Pro President Taylor Group Apologizes Newspaper In Liberia

By: Francis Pelenah Jr.

The Inquirer
Monrovia, Liberia

Distributed by The Perspective
Atlanta, Georgia

April 24, 2003

The National Executive chairman of the Patriotic Consciousness Association (PACA), Mr. Frederick Baye has apologized to the Management of The INQUIRER Newspaper for statements made by him regarding the arbitrary flogging of the paper's reporter Throble K. Suah, last December.

It can be recalled that following the unfortunate flogging of reporter Suah, an incident that made him to be admitted at the St. Joseph's Catholic Hospital, PACA's Chairman Baye made some remarks and raised issues that were detrimental to the security of the ailing reporter in particular, and the general staff of The INQUIRER.

Mr. Baye at that time, even called for the arrest and interrogation of the then bed-ridden reporter by the government.

The INQUIRER’s management took serious exception to the PACA boss’ remarks, noting that such statements could put the lives of its staff at serious security risk, especially at a time when the paper among several media institutions had allegedly been blacklisted by state security who were said to have termed media practitioners as trouble-makers.

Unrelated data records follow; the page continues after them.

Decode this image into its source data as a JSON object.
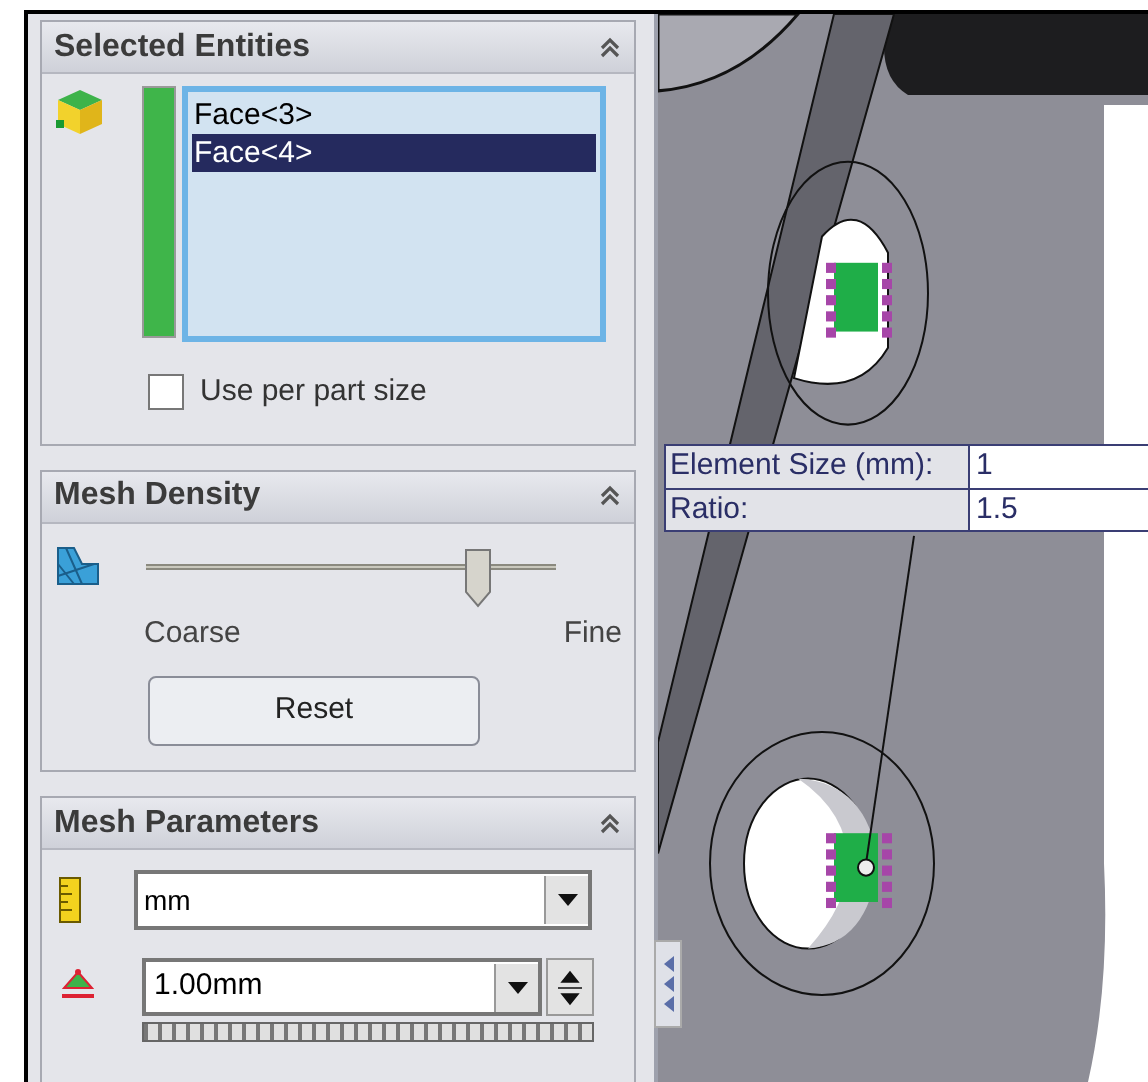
{
  "selected_entities": {
    "title": "Selected Entities",
    "items": [
      {
        "label": "Face<3>",
        "selected": false
      },
      {
        "label": "Face<4>",
        "selected": true
      }
    ],
    "use_per_part_size": {
      "label": "Use per part size",
      "checked": false
    }
  },
  "mesh_density": {
    "title": "Mesh Density",
    "slider": {
      "level": 0.81
    },
    "min_label": "Coarse",
    "max_label": "Fine",
    "reset_button": "Reset"
  },
  "mesh_parameters": {
    "title": "Mesh Parameters",
    "unit_dropdown": {
      "value": "mm"
    },
    "size_field": {
      "value": "1.00mm"
    }
  },
  "element_callout": {
    "rows": [
      {
        "label": "Element Size (mm):",
        "value": "1"
      },
      {
        "label": "Ratio:",
        "value": "1.5"
      }
    ]
  }
}
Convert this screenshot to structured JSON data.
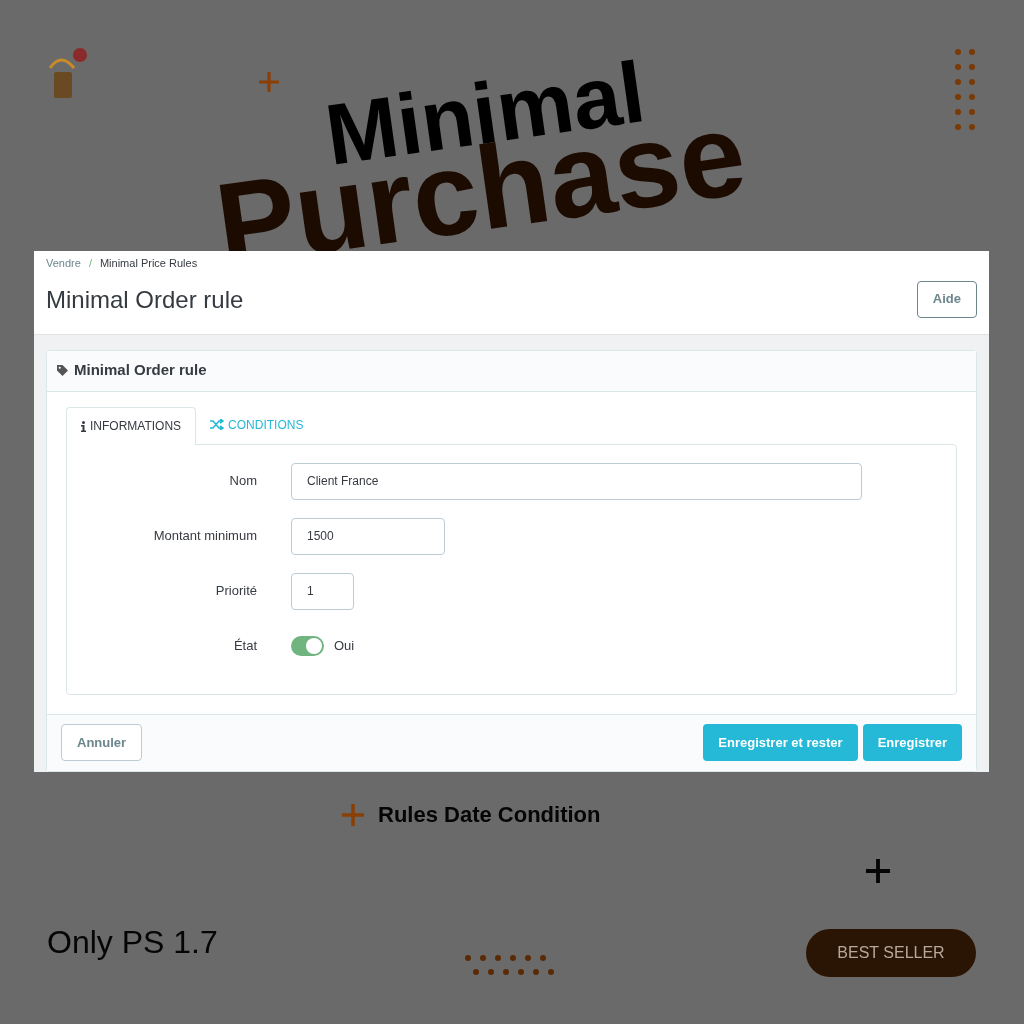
{
  "poster": {
    "headline_1": "Minimal",
    "headline_2": "Purchase",
    "features": [
      {
        "label": "Rules Date Condition"
      }
    ],
    "version": "Only PS 1.7",
    "badge": "BEST SELLER"
  },
  "screen": {
    "breadcrumb": [
      {
        "label": "Vendre"
      },
      {
        "label": "Minimal Price Rules"
      }
    ],
    "breadcrumb_separator": "/",
    "title": "Minimal Order rule",
    "help_button": "Aide",
    "panel": {
      "title": "Minimal Order rule",
      "tabs": [
        {
          "label": "INFORMATIONS",
          "selected": true
        },
        {
          "label": "CONDITIONS",
          "selected": false
        }
      ],
      "fields": [
        {
          "kind": "text",
          "label": "Nom",
          "value": "Client France"
        },
        {
          "kind": "text",
          "label": "Montant minimum",
          "value": "1500"
        },
        {
          "kind": "text",
          "label": "Priorité",
          "value": "1"
        },
        {
          "kind": "switch",
          "label": "État",
          "on": true,
          "value": "Oui"
        }
      ],
      "cancel_button": "Annuler",
      "save_buttons": [
        "Enregistrer et rester",
        "Enregistrer"
      ]
    }
  }
}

Subsequently, the paper’s management placed an embargo on all stories emanating from PACA until Mr. Baye apologizes to it.

However when he walked into our offices yesterday, PACA’s Chairman Baye said, "we’ve come today to apologize. We don’t want to go back to the statement we made but we believe it never went down well with you, this is why we are apologizing today".

The apologetic PACA boss said he had been touched by God to make the move, adding "it is about time we mend our differences." He then expressed the hope that the strained relations between PACA and The INQUIRER will get back on a steady keel and work together in the promotion of democracy in Liberia.

In accepting Mr. Baye’s apology, Managing Editor Philip N. Wesseh expressed joy over the move by PACA, and recalled the old age saying that "to err is human".

"We hope that people will emulate your example, wherein they will gather the courage and sheer pride to admit to their wrongdoing and apologize. When we do this, Liberia will go forward," Mr. Wesseh averred.

Mr. Wesseh then used the occasion to lift the embargo placed on news stories emanating from PACA.

© 2003: This article is copyrighted by The Inquirer newspaper (Monrovia, Liberia) and distributed by The Perspective (Atlanta, Georgia). All rights reserved.